Many state court rules call for a losing party to pay the winning party’s attorney fees and other costs if the loser asserted its claim in bad faith or without substantial justification. A recent decision of Maryland’s highest court avoided the improper imposition of this severe sanction on a construction contractor.
The contractor had asserted a delay claim based on allegedly defective design documents. After considerable pre-trial discovery, the case was dismissed due to a procedural flaw. The trial court then ordered the contractor to pay more than $600,000 of the defendants’ attorney fees and costs.
On appeal, it was ruled there had been insufficient evidence of lack of substantial justification. The trial court had focused on the procedural flaw, a debatable point in itself, rather than the actual merits of the contractor’s delay claim.
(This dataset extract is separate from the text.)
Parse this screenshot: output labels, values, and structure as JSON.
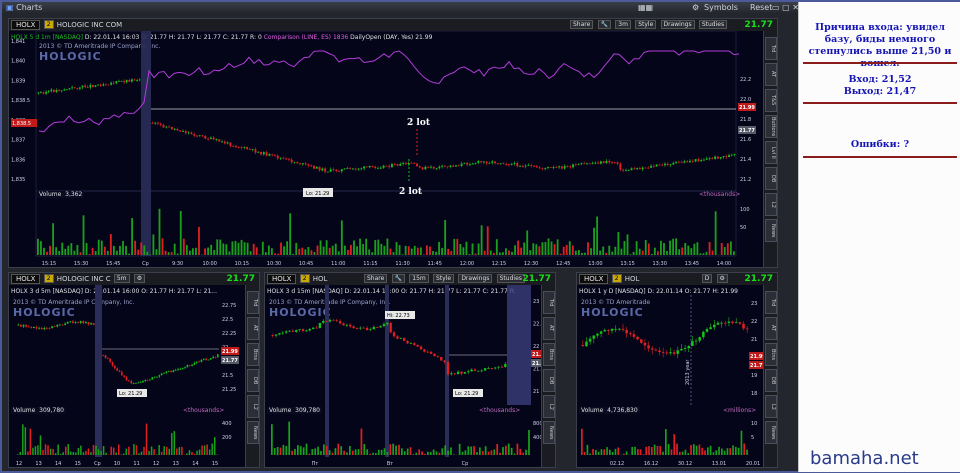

Many people say there would be fewer spurious claims if the loser paid for the winner’s attorney fees. But this sanction is severe. So severe, it can be argued, that just the prospect has a chilling effect on even the most worthy claims. Comments are welcomed.